MATERIAL SUPPLIED: Begin

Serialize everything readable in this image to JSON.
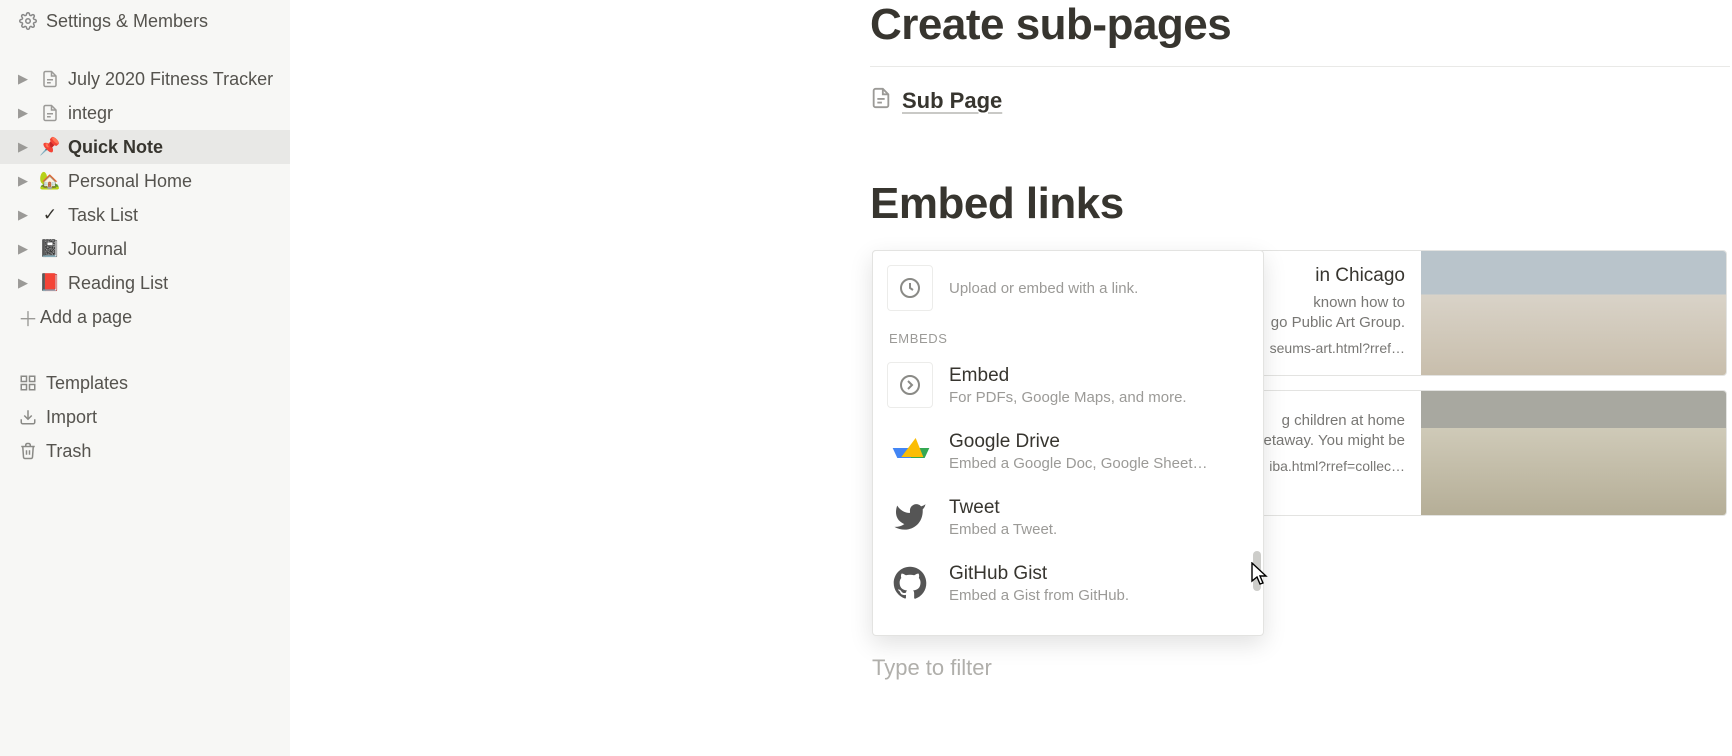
{
  "sidebar": {
    "settings_label": "Settings & Members",
    "pages": [
      {
        "label": "July 2020 Fitness Tracker",
        "icon": "page",
        "selected": false
      },
      {
        "label": "integr",
        "icon": "page",
        "selected": false
      },
      {
        "label": "Quick Note",
        "icon": "pin",
        "selected": true
      },
      {
        "label": "Personal Home",
        "icon": "house",
        "selected": false
      },
      {
        "label": "Task List",
        "icon": "check",
        "selected": false
      },
      {
        "label": "Journal",
        "icon": "book-gray",
        "selected": false
      },
      {
        "label": "Reading List",
        "icon": "book-red",
        "selected": false
      }
    ],
    "add_page_label": "Add a page",
    "bottom": {
      "templates": "Templates",
      "import": "Import",
      "trash": "Trash"
    }
  },
  "content": {
    "heading_create": "Create sub-pages",
    "subpage_label": "Sub Page",
    "heading_embed": "Embed links",
    "bookmarks": [
      {
        "title_fragment": "in Chicago",
        "desc_fragment1": "known how to",
        "desc_fragment2": "go Public Art Group.",
        "url_fragment": "seums-art.html?rref…"
      },
      {
        "title_fragment": "",
        "desc_fragment1": "g children at home",
        "desc_fragment2": "etaway. You might be",
        "url_fragment": "iba.html?rref=collec…"
      }
    ]
  },
  "popup": {
    "upload_desc": "Upload or embed with a link.",
    "section_label": "EMBEDS",
    "items": [
      {
        "title": "Embed",
        "desc": "For PDFs, Google Maps, and more.",
        "icon": "embed"
      },
      {
        "title": "Google Drive",
        "desc": "Embed a Google Doc, Google Sheet…",
        "icon": "gdrive"
      },
      {
        "title": "Tweet",
        "desc": "Embed a Tweet.",
        "icon": "twitter"
      },
      {
        "title": "GitHub Gist",
        "desc": "Embed a Gist from GitHub.",
        "icon": "github"
      }
    ],
    "filter_placeholder": "Type to filter"
  }
}
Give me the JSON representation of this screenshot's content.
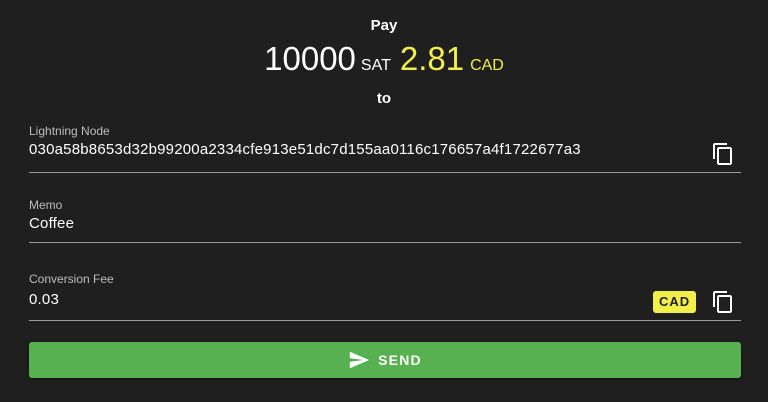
{
  "header": {
    "pay_label": "Pay",
    "amount_sat": "10000",
    "unit_sat": "SAT",
    "amount_fiat": "2.81",
    "unit_fiat": "CAD",
    "to_label": "to"
  },
  "fields": {
    "node": {
      "label": "Lightning Node",
      "value": "030a58b8653d32b99200a2334cfe913e51dc7d155aa0116c176657a4f1722677a3"
    },
    "memo": {
      "label": "Memo",
      "value": "Coffee"
    },
    "fee": {
      "label": "Conversion Fee",
      "value": "0.03",
      "currency_badge": "CAD"
    }
  },
  "send_button": {
    "label": "SEND",
    "icon": "send-icon"
  },
  "colors": {
    "background": "#1f1f1f",
    "accent_yellow": "#f3ef4a",
    "send_green": "#58b150"
  },
  "icons": {
    "copy": "copy-icon",
    "send": "send-icon"
  }
}
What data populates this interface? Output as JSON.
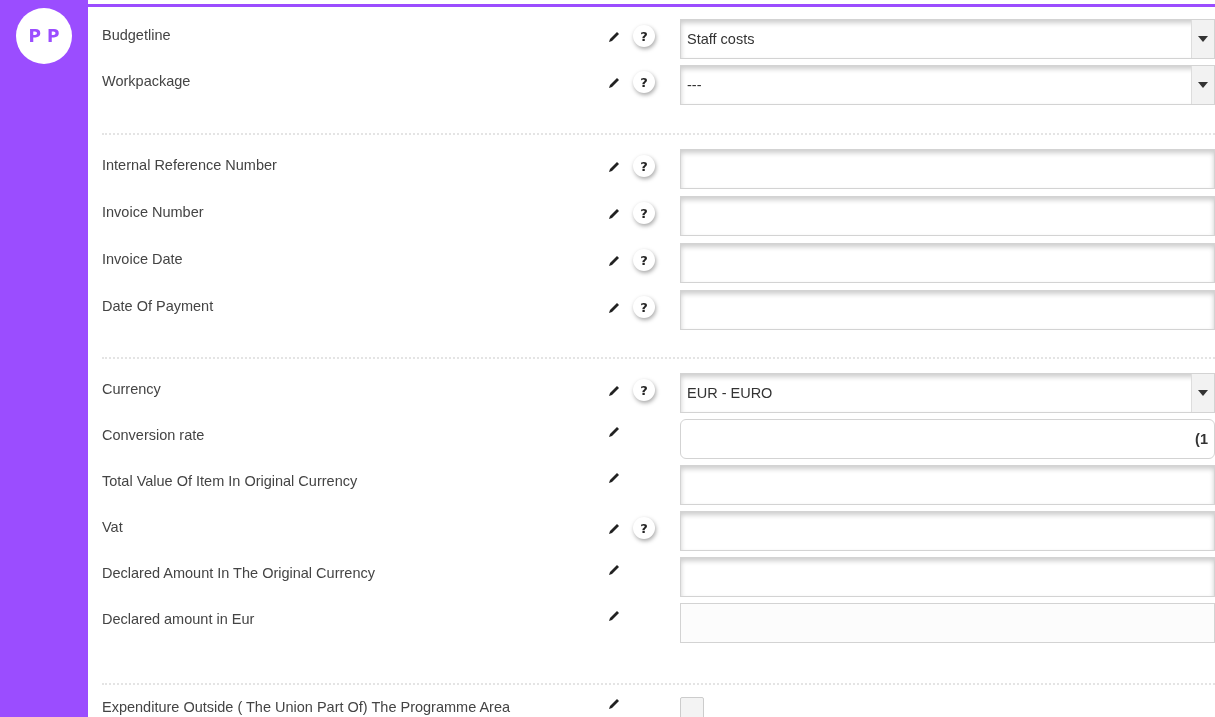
{
  "avatar": {
    "initials": "P P"
  },
  "groups": [
    {
      "rows": [
        {
          "label": "Budgetline",
          "kind": "select",
          "help": "?",
          "value": "Staff costs"
        },
        {
          "label": "Workpackage",
          "kind": "select",
          "help": "?",
          "value": "---"
        }
      ]
    },
    {
      "rows": [
        {
          "label": "Internal Reference Number",
          "kind": "text",
          "help": "?"
        },
        {
          "label": "Invoice Number",
          "kind": "text",
          "help": "?"
        },
        {
          "label": "Invoice Date",
          "kind": "text",
          "help": "?"
        },
        {
          "label": "Date Of Payment",
          "kind": "text",
          "help": "?"
        }
      ]
    },
    {
      "rows": [
        {
          "label": "Currency",
          "kind": "select",
          "help": "?",
          "value": "EUR - EURO"
        },
        {
          "label": "Conversion rate",
          "kind": "rounded",
          "value": "(1"
        },
        {
          "label": "Total Value Of Item In Original Currency",
          "kind": "text"
        },
        {
          "label": "Vat",
          "kind": "text",
          "help": "?"
        },
        {
          "label": "Declared Amount In The Original Currency",
          "kind": "text"
        },
        {
          "label": "Declared amount in Eur",
          "kind": "readonly"
        }
      ]
    },
    {
      "rows": [
        {
          "label": "Expenditure Outside ( The Union Part Of) The Programme Area",
          "kind": "checkbox",
          "checked": false
        }
      ]
    }
  ]
}
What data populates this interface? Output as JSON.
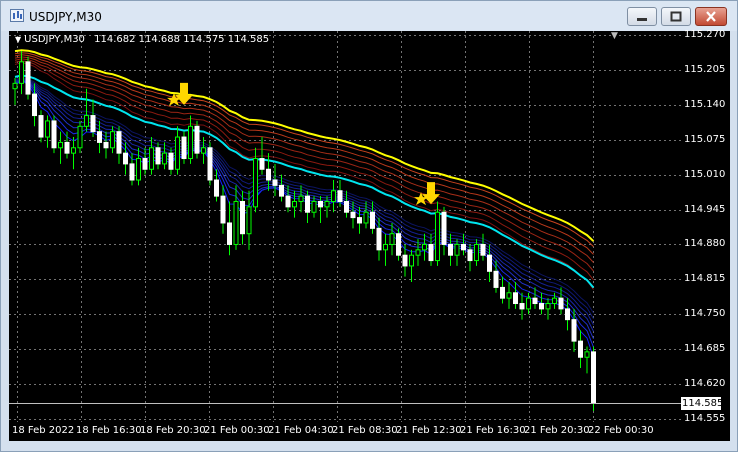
{
  "window": {
    "title": "USDJPY,M30",
    "colors": {
      "background": "#000000",
      "grid": "#c0c0c0",
      "bull_candle": "#ffffff",
      "bear_candle": "#00ff00",
      "upper_ma": "#ffff00",
      "lower_ma": "#00e5ee",
      "arrow": "#ffd700"
    }
  },
  "chart_header": {
    "symbol": "USDJPY,M30",
    "ohlc": "114.682 114.688 114.575 114.585"
  },
  "bid": "114.585",
  "chart_data": {
    "type": "candlestick",
    "symbol": "USDJPY",
    "timeframe": "M30",
    "ylim": [
      114.555,
      115.27
    ],
    "yticks": [
      "115.270",
      "115.205",
      "115.140",
      "115.075",
      "115.010",
      "114.945",
      "114.880",
      "114.815",
      "114.750",
      "114.685",
      "114.620",
      "114.555"
    ],
    "xticks": [
      "18 Feb 2022",
      "18 Feb 16:30",
      "18 Feb 20:30",
      "21 Feb 00:30",
      "21 Feb 04:30",
      "21 Feb 08:30",
      "21 Feb 12:30",
      "21 Feb 16:30",
      "21 Feb 20:30",
      "22 Feb 00:30"
    ],
    "last_ohlc": {
      "open": 114.682,
      "high": 114.688,
      "low": 114.575,
      "close": 114.585
    },
    "signals": [
      {
        "type": "sell-arrow",
        "price": 115.14
      },
      {
        "type": "sell-arrow",
        "price": 114.955
      }
    ],
    "candles": [
      [
        115.17,
        115.19,
        115.14,
        115.18
      ],
      [
        115.18,
        115.24,
        115.16,
        115.22
      ],
      [
        115.22,
        115.23,
        115.15,
        115.16
      ],
      [
        115.16,
        115.18,
        115.1,
        115.12
      ],
      [
        115.12,
        115.13,
        115.07,
        115.08
      ],
      [
        115.08,
        115.12,
        115.06,
        115.11
      ],
      [
        115.11,
        115.12,
        115.05,
        115.06
      ],
      [
        115.06,
        115.09,
        115.03,
        115.07
      ],
      [
        115.07,
        115.09,
        115.04,
        115.05
      ],
      [
        115.05,
        115.08,
        115.02,
        115.06
      ],
      [
        115.06,
        115.11,
        115.05,
        115.1
      ],
      [
        115.1,
        115.17,
        115.09,
        115.12
      ],
      [
        115.12,
        115.15,
        115.08,
        115.09
      ],
      [
        115.09,
        115.11,
        115.05,
        115.07
      ],
      [
        115.07,
        115.09,
        115.04,
        115.06
      ],
      [
        115.06,
        115.1,
        115.05,
        115.09
      ],
      [
        115.09,
        115.1,
        115.03,
        115.05
      ],
      [
        115.05,
        115.07,
        115.01,
        115.03
      ],
      [
        115.03,
        115.05,
        114.99,
        115.0
      ],
      [
        115.0,
        115.06,
        114.99,
        115.04
      ],
      [
        115.04,
        115.06,
        115.01,
        115.02
      ],
      [
        115.02,
        115.08,
        115.01,
        115.06
      ],
      [
        115.06,
        115.07,
        115.02,
        115.03
      ],
      [
        115.03,
        115.07,
        115.02,
        115.05
      ],
      [
        115.05,
        115.06,
        115.01,
        115.02
      ],
      [
        115.02,
        115.1,
        115.01,
        115.08
      ],
      [
        115.08,
        115.09,
        115.03,
        115.04
      ],
      [
        115.04,
        115.12,
        115.03,
        115.1
      ],
      [
        115.1,
        115.11,
        115.04,
        115.05
      ],
      [
        115.05,
        115.08,
        115.03,
        115.06
      ],
      [
        115.06,
        115.07,
        114.99,
        115.0
      ],
      [
        115.0,
        115.02,
        114.96,
        114.97
      ],
      [
        114.97,
        114.99,
        114.9,
        114.92
      ],
      [
        114.92,
        114.96,
        114.86,
        114.88
      ],
      [
        114.88,
        114.99,
        114.87,
        114.96
      ],
      [
        114.96,
        114.98,
        114.88,
        114.9
      ],
      [
        114.9,
        114.98,
        114.87,
        114.95
      ],
      [
        114.95,
        115.06,
        114.94,
        115.04
      ],
      [
        115.04,
        115.08,
        115.01,
        115.02
      ],
      [
        115.02,
        115.05,
        114.98,
        115.0
      ],
      [
        115.0,
        115.03,
        114.97,
        114.99
      ],
      [
        114.99,
        115.01,
        114.96,
        114.97
      ],
      [
        114.97,
        114.99,
        114.94,
        114.95
      ],
      [
        114.95,
        114.98,
        114.93,
        114.96
      ],
      [
        114.96,
        114.99,
        114.94,
        114.97
      ],
      [
        114.97,
        114.98,
        114.92,
        114.94
      ],
      [
        114.94,
        114.97,
        114.93,
        114.96
      ],
      [
        114.96,
        114.97,
        114.92,
        114.95
      ],
      [
        114.95,
        114.97,
        114.93,
        114.96
      ],
      [
        114.96,
        115.0,
        114.94,
        114.98
      ],
      [
        114.98,
        115.0,
        114.95,
        114.96
      ],
      [
        114.96,
        114.98,
        114.93,
        114.94
      ],
      [
        114.94,
        114.96,
        114.91,
        114.93
      ],
      [
        114.93,
        114.95,
        114.9,
        114.92
      ],
      [
        114.92,
        114.96,
        114.91,
        114.94
      ],
      [
        114.94,
        114.96,
        114.9,
        114.91
      ],
      [
        114.91,
        114.93,
        114.85,
        114.87
      ],
      [
        114.87,
        114.9,
        114.84,
        114.88
      ],
      [
        114.88,
        114.92,
        114.86,
        114.9
      ],
      [
        114.9,
        114.91,
        114.85,
        114.86
      ],
      [
        114.86,
        114.88,
        114.82,
        114.84
      ],
      [
        114.84,
        114.87,
        114.81,
        114.86
      ],
      [
        114.86,
        114.89,
        114.84,
        114.87
      ],
      [
        114.87,
        114.9,
        114.85,
        114.88
      ],
      [
        114.88,
        114.9,
        114.84,
        114.85
      ],
      [
        114.85,
        114.96,
        114.84,
        114.94
      ],
      [
        114.94,
        114.95,
        114.86,
        114.88
      ],
      [
        114.88,
        114.9,
        114.84,
        114.86
      ],
      [
        114.86,
        114.89,
        114.84,
        114.88
      ],
      [
        114.88,
        114.9,
        114.86,
        114.87
      ],
      [
        114.87,
        114.88,
        114.83,
        114.85
      ],
      [
        114.85,
        114.89,
        114.84,
        114.88
      ],
      [
        114.88,
        114.9,
        114.85,
        114.86
      ],
      [
        114.86,
        114.88,
        114.81,
        114.83
      ],
      [
        114.83,
        114.85,
        114.79,
        114.8
      ],
      [
        114.8,
        114.82,
        114.77,
        114.78
      ],
      [
        114.78,
        114.81,
        114.76,
        114.79
      ],
      [
        114.79,
        114.81,
        114.76,
        114.77
      ],
      [
        114.77,
        114.79,
        114.74,
        114.76
      ],
      [
        114.76,
        114.79,
        114.75,
        114.78
      ],
      [
        114.78,
        114.8,
        114.76,
        114.77
      ],
      [
        114.77,
        114.79,
        114.75,
        114.76
      ],
      [
        114.76,
        114.78,
        114.74,
        114.77
      ],
      [
        114.77,
        114.79,
        114.76,
        114.78
      ],
      [
        114.78,
        114.8,
        114.75,
        114.76
      ],
      [
        114.76,
        114.78,
        114.72,
        114.74
      ],
      [
        114.74,
        114.76,
        114.68,
        114.7
      ],
      [
        114.7,
        114.72,
        114.65,
        114.67
      ],
      [
        114.67,
        114.69,
        114.64,
        114.68
      ],
      [
        114.68,
        114.69,
        114.57,
        114.585
      ]
    ]
  }
}
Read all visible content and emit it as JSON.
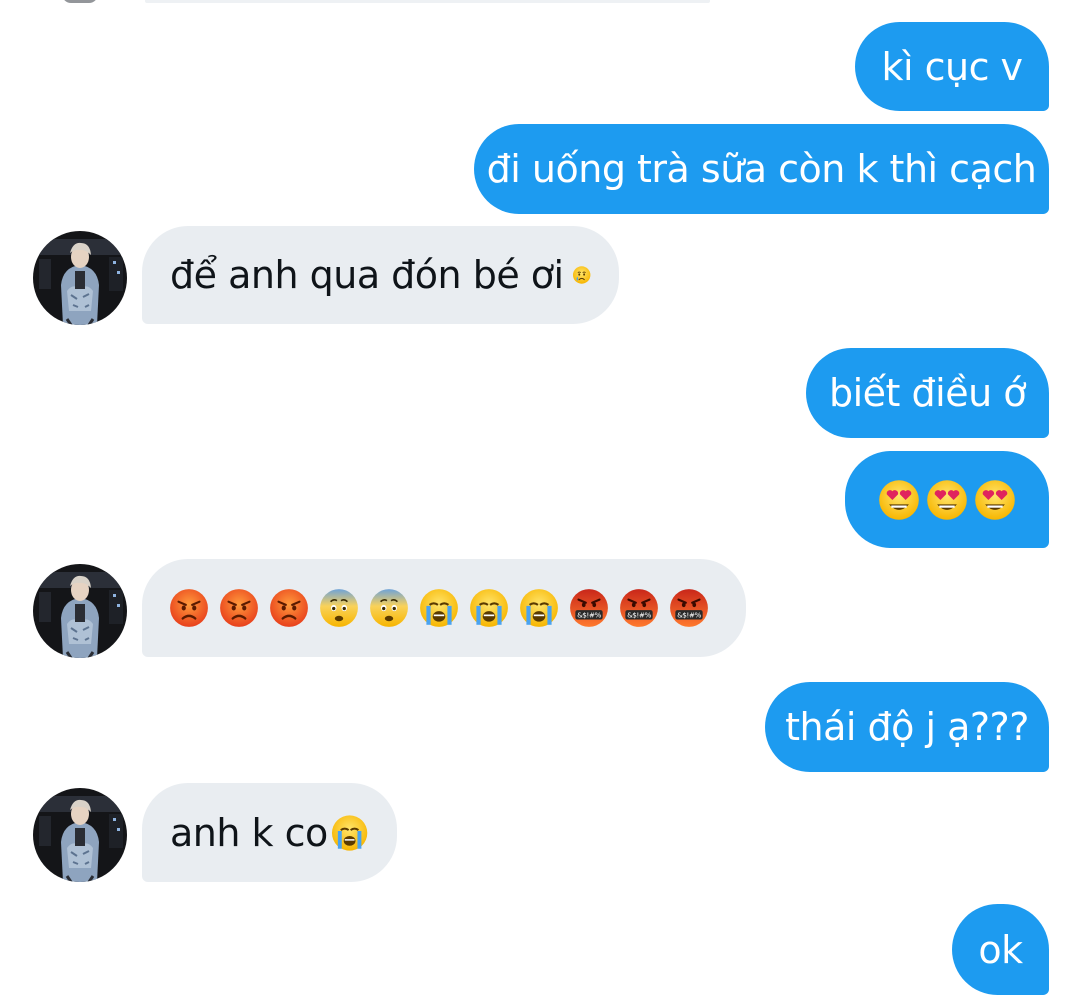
{
  "conversation": {
    "messages": [
      {
        "direction": "out",
        "text": "kì cục v"
      },
      {
        "direction": "out",
        "text": "đi uống trà sữa còn k thì cạch"
      },
      {
        "direction": "in",
        "text": "để anh qua đón bé ơi",
        "emoji": "crying-face"
      },
      {
        "direction": "out",
        "text": "biết điều ớ"
      },
      {
        "direction": "out",
        "emoji": [
          "heart-eyes-face",
          "heart-eyes-face",
          "heart-eyes-face"
        ]
      },
      {
        "direction": "in",
        "emoji": [
          "pouting-face",
          "pouting-face",
          "pouting-face",
          "fearful-face",
          "fearful-face",
          "loudly-crying-face",
          "loudly-crying-face",
          "loudly-crying-face",
          "face-with-symbols-on-mouth",
          "face-with-symbols-on-mouth",
          "face-with-symbols-on-mouth"
        ]
      },
      {
        "direction": "out",
        "text": "thái độ j ạ???"
      },
      {
        "direction": "in",
        "text": "anh k co",
        "emoji": "loudly-crying-face"
      },
      {
        "direction": "out",
        "text": "ok"
      }
    ]
  },
  "colors": {
    "outgoing_bubble": "#1d9bf0",
    "incoming_bubble": "#e9edf1",
    "outgoing_text": "#ffffff",
    "incoming_text": "#0f1419"
  }
}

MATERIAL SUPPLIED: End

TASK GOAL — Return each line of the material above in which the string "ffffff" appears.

REPLY —
      "bull_candle": "#ffffff",
    "outgoing_text": "#ffffff",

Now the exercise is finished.